Allocations for investments in specific sectors - including real estate - are tied to a pension system's asset size. As the asset base shrinks, so does the capacity for new commitments. The problem in some cases is being magnified for real estate, because stock and bond prices have fallen faster. That means the proportion of real estate investments has grown, causing systems to reach or exceed their real estate allocations. At the same time, the soft property market has slowed real estate funds from liquidating investments. That is limiting profit distributions to pension systems, further curbing their capacity for new investments.
The impact of declining assets was seen earlier this year. Commitments to real estate funds, separate accounts and joint ventures by the biggest public pensions fell by nearly 30% in the first half, partly because of asset declines.
Some pensions remain under their target allocations for real estate and still have leeway to invest. But an increasing number of systems plan to either slow their pace of commitments to a crawl next year or make no new commitments at all.
*Alaska Permanent Fund, which has committed $1.25 billion to separate account managers since 2006, including $450 million this year, is unlikely to allocate any additional money for the time being.
*Ohio Public Employees planned to buy $549 million of properties this year through separate accounts, but has acquired only half that amount. The pension system is now taking a "guarded approach to new acquisitions due to pricing concerns," according to a recent report. A planned $100 million commitment to core open-end funds this year never took place for the same reason.

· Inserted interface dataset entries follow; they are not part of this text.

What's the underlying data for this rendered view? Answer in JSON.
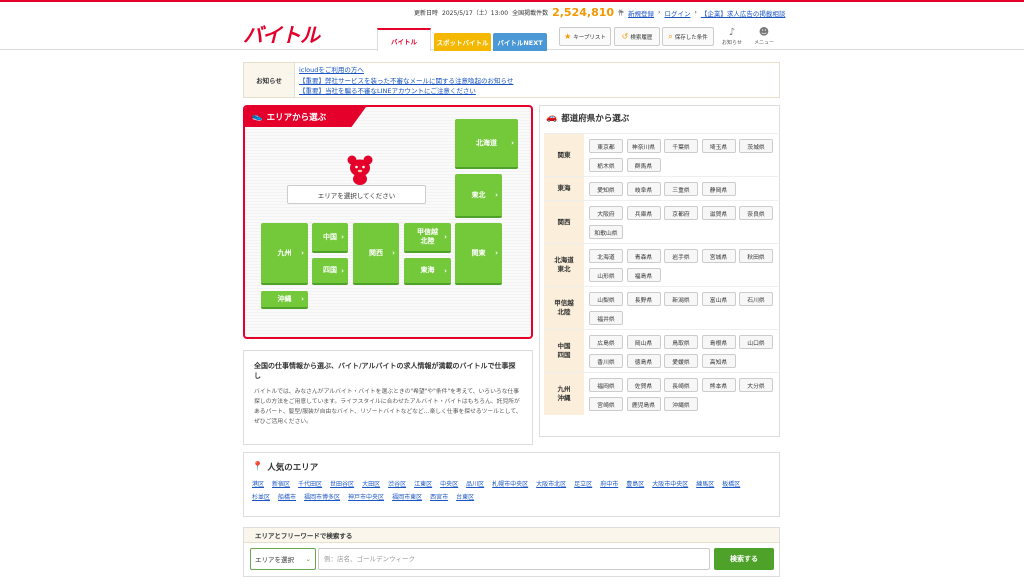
{
  "header": {
    "logo": "バイトル",
    "updated_label": "更新日時",
    "updated_at": "2025/5/17（土）13:00",
    "listings_label": "全国掲載件数",
    "listings_count": "2,524,810",
    "listings_unit": "件",
    "register_link": "新規登録",
    "login_link": "ログイン",
    "corp_link": "【企業】求人広告の掲載相談",
    "tabs": [
      "バイトル",
      "スポットバイトル",
      "バイトルNEXT"
    ],
    "tools": {
      "keeplist": "キープリスト",
      "history": "検索履歴",
      "saved": "保存した条件",
      "notice": "お知らせ",
      "menu": "メニュー"
    }
  },
  "notice": {
    "label": "お知らせ",
    "links": [
      "icloudをご利用の方へ",
      "【重要】弊社サービスを装った不審なメールに関する注意喚起のお知らせ",
      "【重要】当社を騙る不審なLINEアカウントにご注意ください"
    ]
  },
  "area": {
    "title": "エリアから選ぶ",
    "select_prompt": "エリアを選択してください",
    "regions": {
      "hokkaido": "北海道",
      "tohoku": "東北",
      "kyushu": "九州",
      "chugoku": "中国",
      "shikoku": "四国",
      "kansai": "関西",
      "koshinetsu": "甲信越\n北陸",
      "tokai": "東海",
      "kanto": "関東",
      "okinawa": "沖縄"
    }
  },
  "prefectures": {
    "title": "都道府県から選ぶ",
    "rows": [
      {
        "label": "関東",
        "items": [
          "東京都",
          "神奈川県",
          "千葉県",
          "埼玉県",
          "茨城県",
          "栃木県",
          "群馬県"
        ]
      },
      {
        "label": "東海",
        "items": [
          "愛知県",
          "岐阜県",
          "三重県",
          "静岡県"
        ]
      },
      {
        "label": "関西",
        "items": [
          "大阪府",
          "兵庫県",
          "京都府",
          "滋賀県",
          "奈良県",
          "和歌山県"
        ]
      },
      {
        "label": "北海道\n東北",
        "items": [
          "北海道",
          "青森県",
          "岩手県",
          "宮城県",
          "秋田県",
          "山形県",
          "福島県"
        ]
      },
      {
        "label": "甲信越\n北陸",
        "items": [
          "山梨県",
          "長野県",
          "新潟県",
          "富山県",
          "石川県",
          "福井県"
        ]
      },
      {
        "label": "中国\n四国",
        "items": [
          "広島県",
          "岡山県",
          "鳥取県",
          "島根県",
          "山口県",
          "香川県",
          "徳島県",
          "愛媛県",
          "高知県"
        ]
      },
      {
        "label": "九州\n沖縄",
        "items": [
          "福岡県",
          "佐賀県",
          "長崎県",
          "熊本県",
          "大分県",
          "宮崎県",
          "鹿児島県",
          "沖縄県"
        ]
      }
    ]
  },
  "description": {
    "heading": "全国の仕事情報から選ぶ、バイト/アルバイトの求人情報が満載のバイトルで仕事探し",
    "body": "バイトルでは、みなさんがアルバイト・バイトを選ぶときの\"希望\"や\"条件\"を考えて、いろいろな仕事探しの方法をご用意しています。ライフスタイルに合わせたアルバイト・バイトはもちろん、託児所があるパート、髪型/服装が自由なバイト、リゾートバイトなどなど…楽しく仕事を探せるツールとして、ぜひご活用ください。"
  },
  "popular": {
    "title": "人気のエリア",
    "links": [
      "港区",
      "新宿区",
      "千代田区",
      "世田谷区",
      "大田区",
      "渋谷区",
      "江東区",
      "中央区",
      "品川区",
      "札幌市中央区",
      "大阪市北区",
      "足立区",
      "府中市",
      "豊島区",
      "大阪市中央区",
      "練馬区",
      "板橋区",
      "杉並区",
      "船橋市",
      "福岡市博多区",
      "神戸市中央区",
      "福岡市東区",
      "西宮市",
      "台東区"
    ]
  },
  "search": {
    "heading": "エリアとフリーワードで検索する",
    "select_value": "エリアを選択",
    "placeholder": "例：店名、ゴールデンウィーク",
    "button": "検索する"
  },
  "colors": {
    "brand": "#e4002b",
    "region_green": "#74c93a",
    "count_orange": "#f39800"
  }
}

*Ohio Police & Fire planned to make $162 million of commitments through February 2009. It has scaled back that amount to $104 million. So far, $75 million has been committed.
*Massachusetts Pension Reserves has decided that it won't buy any more value-added properties for at least six months. It has acquired $92 million of such properties since May 2007, and originally planned to make $100 million of additional acquisitions over the next 6-12 months.
*Sacramento County Employees has delayed a plan to commit $75 million to value-added U.S. or global funds. It will review the plan in the first quarter with general consultant Mercer Investment Consulting.
*Iowa Public Employees, which has reached its 8% target real estate allocation because of a shrinking asset base, doesn't anticipate any fresh commitments to its separate accounts.
*Florida State Board has decided to wait until at least the middle of next year before analyzing whether to increase its international real estate investments.
Because of decreased liquidity, several pensions have taken steps to raise cash. For example, California State Teachers is seeking a $2.5 billion boost in its buying power by putting mortgages on core properties in its portfolio. And Alaska Permanent Fund has been quietly shopping a handful of seasoned properties, although market players say that the system has indicated it is not in a must-sell situation and won't accept low-ball bids.
Meanwhile, San Bernardino County Employees this spring sold a stake in a value-added fund to a secondary fund operated by Landmark Partners in order to free up capital. Market players said that if investment funds continue to limit profit distributions, more pension systems are expected to shop their fund stakes in the secondary market.